2023 Chicago Artadia Award recipients from left to right: SaraNoa Mark, Nyeema Morgan, and Julia Phillips (all images courtesy Artadia)

Chicago-based artist SaraNoa Mark thinks of public monuments — even ancient ones — as constantly evolving. Between 2019 and 2020, they spent nine months in Turkey conducting observational and fieldwork research on the Anatolian living rock monuments to investigate public art’s role at the intersection of significance, place, and image. With an interest in both natural and manmade mark-making, Mark reflects on what information is worth cementing into permanence and what is discarded or worn away after time.

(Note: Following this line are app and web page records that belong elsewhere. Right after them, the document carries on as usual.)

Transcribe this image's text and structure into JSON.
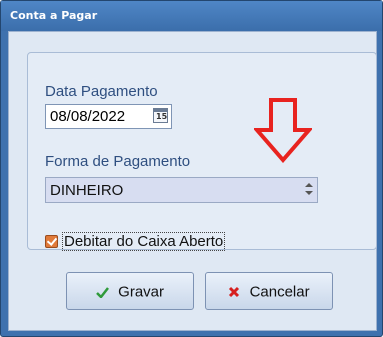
{
  "window": {
    "title": "Conta a Pagar"
  },
  "form": {
    "date_label": "Data Pagamento",
    "date_value": "08/08/2022",
    "calendar_icon": "calendar-icon",
    "payment_label": "Forma de Pagamento",
    "payment_value": "DINHEIRO",
    "debit_checkbox": {
      "label": "Debitar do Caixa Aberto",
      "checked": true
    }
  },
  "annotation": {
    "arrow_icon": "down-arrow-icon",
    "color": "#e8231f"
  },
  "buttons": {
    "save_label": "Gravar",
    "save_icon": "checkmark-icon",
    "cancel_label": "Cancelar",
    "cancel_icon": "x-icon"
  },
  "colors": {
    "titlebar": "#3e71ae",
    "client_bg": "#dfe8f3",
    "label_text": "#2f4f80",
    "select_bg": "#d7ddf1",
    "checkbox": "#e07a3a"
  }
}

Mark is one of three artists selected for the 2023 Chicago Artadia Awards, announced today. Along with Nyeema Morgan and Julia Phillips, also Chicago-based, they will receive an unrestricted $15,000 prize from the grantmaking nonprofit with support from the Joyce Foundation, the LeRoy Neiman and Janet Byrne Neiman Foundation, the Walder Foundation, and the Pritzker Pucker Family Foundation. Mark, Morgan, and Phillips were chosen for the award by a two-tiered jurying process coupled with virtual studio visits with Janet Dees, a curator of modern and contemporary art at Northwestern University’s Block Museum, and René Morales, the chief curator at the Museum of Contemporary Art Chicago.

“Mark’s work stood out for me as an exceedingly thoughtful exploration of the power of mark-making,” René Morales said in a statement. “Their deceptively simple work contains far-reaching implications about place, the nature of collective memory, museum practice, and the post-colonial condition.”

A detail shot of SaraNoa Mark’s “Carved Conversations” (2021), roughly 700 carved asphalt stones installed within four steel frame open containers, 4 feet 5 inches x 2 feet 5 inches x 2 inches

Grantee Nyeema Morgan also explores text-based artifacts through her interdisciplinary practice that subtly but playfully acknowledges how we ascribe meaning and articulate importance through image and words. Morgan, who received her MFA from the California College of Art’s Painting and Drawing department in 2007, uses type, printmaking, sculpture, and other mixed media elements to decode personal and collective histories — “from the familiar format of jokes to the art historical canon,” juror Janet Dees remarked — and the means in which they are passed along.

Nyeema Morgan, “horror horror” (2018), Monoprints, artist’s cherry frame and rubber 85 1/2 x 43 x 36 inches; 18 inch diameter (rubber)

Julia Phillips is a multidisciplinary artist spending her time between Chicago and Berlin with her dual citizenship from Germany. Phillips’s practice is influenced by functionality, using tools to allude to power exchanges between the individual and the institution. As in “Mediator” (2020), a delicate but evocative glazed ceramic and stainless steel piece, her work often connotes the experience of physical labor upon an object, using sculptural fragments cast from her own body accompanied by mechanical parts such as wingnuts, handles, and other armature bits.

Dees remarked that she was taken with Phillips’s sculptural practice, especially her “ability to investigate and convey complex psychological, physical, and spiritual dynamics with elegant concision.”

Julia Phillips, “Mediator” (2020), glazed ceramics, stainless steel, granite, 69 x 112 1/4 x 112 1/4 inches

Artadia has awarded over $6 million in unrestricted funds to over 380 artists across Atlanta, Boston, Chicago, Houston, Los Angeles, New York City, and the San Francisco Bay Area. The organization also recognized Bobbi Meier, Jacqueline Surdell, and Orkideh Torabi as the three additional finalists for the 2023 awards.

Rhea Nayyar (she/her) is a New York-based teaching artist who is passionate about elevating minority perspectives within the academic and editorial spheres of the art world. Rhea received her BFA in Visual...